When I look at some of the folks on Twitter these days, I find it incredible that some of them have 50,000, 500,000, or even over a million followers. If you aren't famous in your own right, why are all these people following you?
I’ve been on Twitter since 2007, and I’m approaching 5,000 followers. Maybe I don’t tweet enough.
When I look at some of the folks on Twitter these days, I find it incredible that some of them have 50,000, 500,000, or even over a million followers. If you aren’t famous in your own right, why are all these people following you?
The typical answer: because you are following all of them back.
Luckily, the ways of Twitter are finally starting to wise-up — people are becoming more interested in effectiveness, as we see the use of influence-measurement tools (ie Klout, Twinfluence) and Lists (though these are often misused to purposely omit people from them, but we already knew social media is a lot like high school).
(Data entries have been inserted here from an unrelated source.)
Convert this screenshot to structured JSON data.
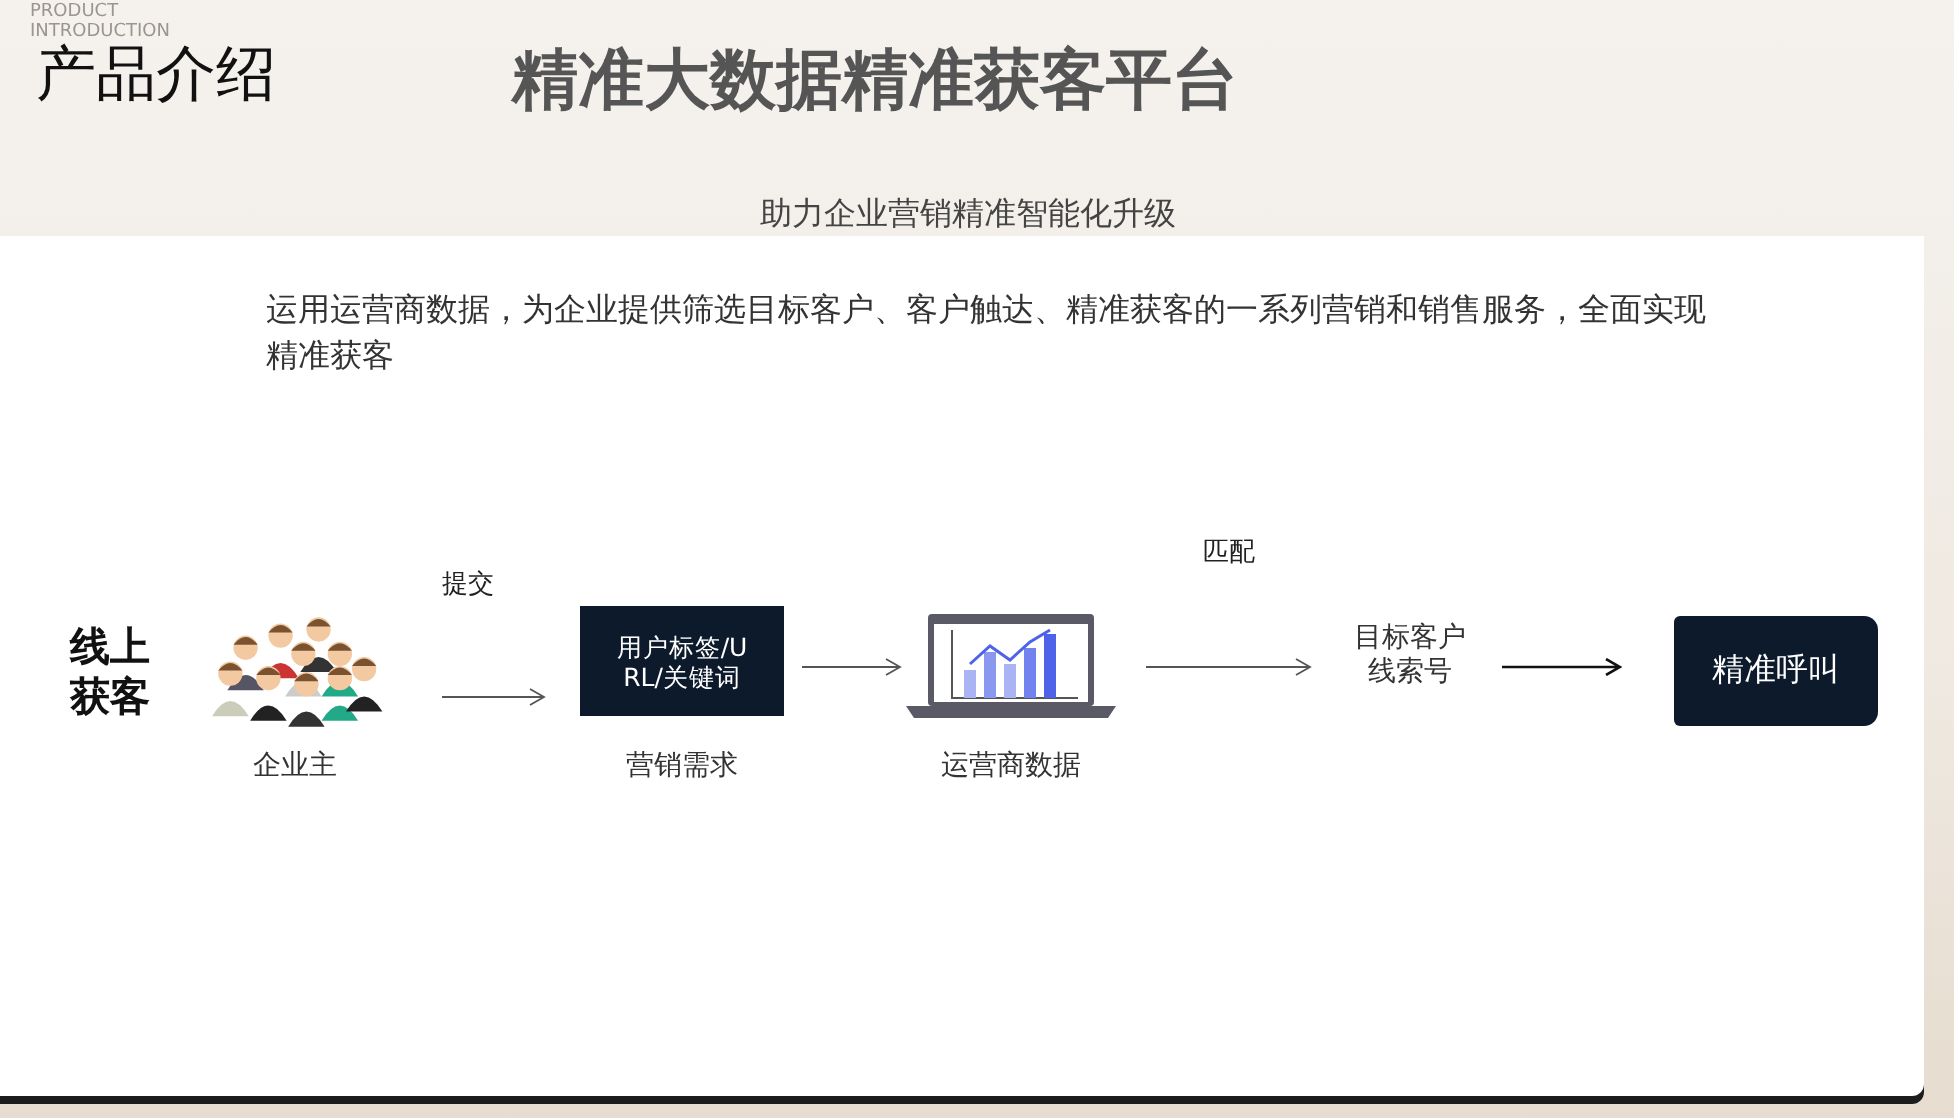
{
  "header": {
    "watermark": "PRODUCT INTRODUCTION",
    "section": "产品介绍",
    "title": "精准大数据精准获客平台",
    "subtitle": "助力企业营销精准智能化升级"
  },
  "description": "运用运营商数据，为企业提供筛选目标客户、客户触达、精准获客的一系列营销和销售服务，全面实现精准获客",
  "flow": {
    "label": "线上获客",
    "nodes": [
      {
        "kind": "people",
        "caption": "企业主"
      },
      {
        "kind": "arrow",
        "label": "提交"
      },
      {
        "kind": "box",
        "text": "用户标签/URL/关键词",
        "caption": "营销需求"
      },
      {
        "kind": "arrow"
      },
      {
        "kind": "laptop",
        "caption": "运营商数据"
      },
      {
        "kind": "arrow",
        "label": "匹配"
      },
      {
        "kind": "text",
        "text": "目标客户线索号"
      },
      {
        "kind": "arrow"
      },
      {
        "kind": "button",
        "text": "精准呼叫"
      }
    ]
  }
}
At least Twitter acknowledges that friend overload has become a problem, implementing strict guidelines to the amount of followers you can add daily.
So let’s ask the question: how many followers should people really have? I would argue that it should at least in part depend on an account’s age.
There will always be exceptions to the rule (i.e. celebrities, top name brands, and one of a kind accounts like @shitmydadsays), but how many followers should a typical user of the service actually accumulate over time? How many people should they attempt to follow back?